It's time to revamp the whole worldwide securities trading system. Some of the reasons for the need for this are found in James Flanigan's Jan. 13 column, "Stock Market Needs to Watch Biggest Players," concerning the recent gigantic gyrations in the stock markets.
Flanigan pointed out many stock trading problems. He mentioned that, during the October crash, information on stock prices could not keep up with the pace of trading, and that there "were conflicts of interest as brokerage firms put their own interests ahead of their customers'."
In addition, Flanigan wrote that clearing and specialist firms "were undercapitalized before the crash and are hurting more than ever now. So they're not able to keep price movements as regular and narrow as they used to be."

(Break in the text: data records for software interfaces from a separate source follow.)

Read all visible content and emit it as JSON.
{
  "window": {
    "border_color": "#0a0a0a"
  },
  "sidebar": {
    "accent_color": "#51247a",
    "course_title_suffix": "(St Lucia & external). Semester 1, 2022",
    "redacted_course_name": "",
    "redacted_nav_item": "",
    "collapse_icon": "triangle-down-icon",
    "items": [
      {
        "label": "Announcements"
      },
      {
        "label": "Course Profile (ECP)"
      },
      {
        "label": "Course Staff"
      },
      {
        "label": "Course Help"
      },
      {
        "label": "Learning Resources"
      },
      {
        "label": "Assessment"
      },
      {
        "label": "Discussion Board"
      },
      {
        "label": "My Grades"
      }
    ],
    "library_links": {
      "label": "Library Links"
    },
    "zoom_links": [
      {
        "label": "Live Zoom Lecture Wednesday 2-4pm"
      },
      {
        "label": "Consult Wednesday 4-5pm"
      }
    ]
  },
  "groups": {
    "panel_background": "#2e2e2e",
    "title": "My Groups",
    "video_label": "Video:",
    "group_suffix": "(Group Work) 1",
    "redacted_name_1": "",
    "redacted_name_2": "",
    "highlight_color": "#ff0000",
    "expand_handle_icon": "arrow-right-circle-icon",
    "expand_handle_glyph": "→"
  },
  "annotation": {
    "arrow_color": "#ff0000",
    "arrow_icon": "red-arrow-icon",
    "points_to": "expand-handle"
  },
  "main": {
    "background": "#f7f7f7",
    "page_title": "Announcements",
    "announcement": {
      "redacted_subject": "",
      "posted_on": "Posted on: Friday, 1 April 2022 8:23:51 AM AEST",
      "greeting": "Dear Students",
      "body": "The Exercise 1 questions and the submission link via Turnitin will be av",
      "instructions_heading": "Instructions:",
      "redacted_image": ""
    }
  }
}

Worst of all, the specialist system is outmoded. We have the technology for it, so why not let computers make the markets for securities 24 hours a day? Phase out the specialists. Let buyers and sellers worldwide place their orders with their push-button telephones. Let that be the force to stabilize the price of a security, although no doubt price change limits would needed to be set to prevent enormous run-ups and crashes in volatile markets.
What's needed are efficient computer systems, faster than humans and devoid of conflicts of interest. World securities markets cannot be effective any other way.
Rancho Palos Verdes